However, not all games want to use high-precision render targets for memory usage or performance reasons. There may simply not be a need for it. In this case, we get the same problem as above when we write our linear color values to a simple 8-bit texture, destroying the precision. When we later convert our values back to sRGB for displaying, we amplify up the precision loss again and get horrifying banding. Luckily, there is a second hardware feature you can take advantage of, this time in OpenGL 3.0 hardware. This feature allows you to seamlessly use sRGB textures as render targets without having to worry about any conversions yourself. By enabling GL_FRAMEBUFFER_SRGB, the hardware will make sure to do all the conversion for you. When you have an SRGB texture assigned to the framebuffer object you’re rendering to and GL_FRAMEBUFFER_SRGB, the hardware will:
- Convert the linear color values you write from your shader to sRGB space before writing them to the texture.
- Do blending with linear colors by reading the sRGB destination values, converting them to linear, blending them with the linear values from the shader, then convert the result to sRGB for storage again.
- Even do correct color space conversions when blitting between framebuffers, for example between a 16-bit floating point texture and an SRGB texture.
- Never give you up.
- Never let you down.
It’s actually possible to request an sRGB default framebuffer for OpenGL when creating the OpenGL context so that you can use it with GL_FRAMEBUFFER_SRGB. Weirdly enough, Nvidia ALWAYS gives you an sRGB-capable default framebuffer even if you ask it not to, but when you check if it’s sRGB it says no. A workaround is to render a 0.5 color pixel with GL_FRAMEBUFFER_SRGB and read it back. If it’s 127, it’s a linear framebuffer.

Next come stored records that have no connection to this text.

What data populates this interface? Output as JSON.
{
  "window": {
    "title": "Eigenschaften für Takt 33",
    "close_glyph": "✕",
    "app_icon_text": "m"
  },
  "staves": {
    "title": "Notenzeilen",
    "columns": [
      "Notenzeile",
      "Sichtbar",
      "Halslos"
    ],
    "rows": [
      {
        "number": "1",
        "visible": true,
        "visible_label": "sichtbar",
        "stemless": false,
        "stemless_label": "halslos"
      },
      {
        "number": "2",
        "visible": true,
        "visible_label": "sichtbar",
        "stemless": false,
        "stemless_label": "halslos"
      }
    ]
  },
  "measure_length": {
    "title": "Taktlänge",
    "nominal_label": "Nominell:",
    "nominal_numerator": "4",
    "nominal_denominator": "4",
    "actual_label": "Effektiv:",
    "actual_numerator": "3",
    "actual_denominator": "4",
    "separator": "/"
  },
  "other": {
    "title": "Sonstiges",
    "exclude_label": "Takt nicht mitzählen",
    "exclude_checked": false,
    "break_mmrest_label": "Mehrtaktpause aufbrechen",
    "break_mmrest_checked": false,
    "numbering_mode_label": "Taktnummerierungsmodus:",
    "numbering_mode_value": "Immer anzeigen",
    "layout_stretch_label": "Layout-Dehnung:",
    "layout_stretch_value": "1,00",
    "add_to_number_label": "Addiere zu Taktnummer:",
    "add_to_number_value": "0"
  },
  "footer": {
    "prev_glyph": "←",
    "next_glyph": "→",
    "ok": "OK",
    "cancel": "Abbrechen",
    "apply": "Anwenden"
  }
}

If it’s ~186ish, then it’s sRGB.
Color gradient comparison
A simple linear color gradient rendered to a GL_RGB8 texture, then blitted to the screen with GL_FRAMEBUFFER_SRGB doing an automatic sRGB conversion, ruining the precision:
The same procedure, but with an GL_SRGB8 texture instead (meaning the sRGB conversion is done when writing the 32-bit float pixel color values to the first texture, not when blitting 8-bit values):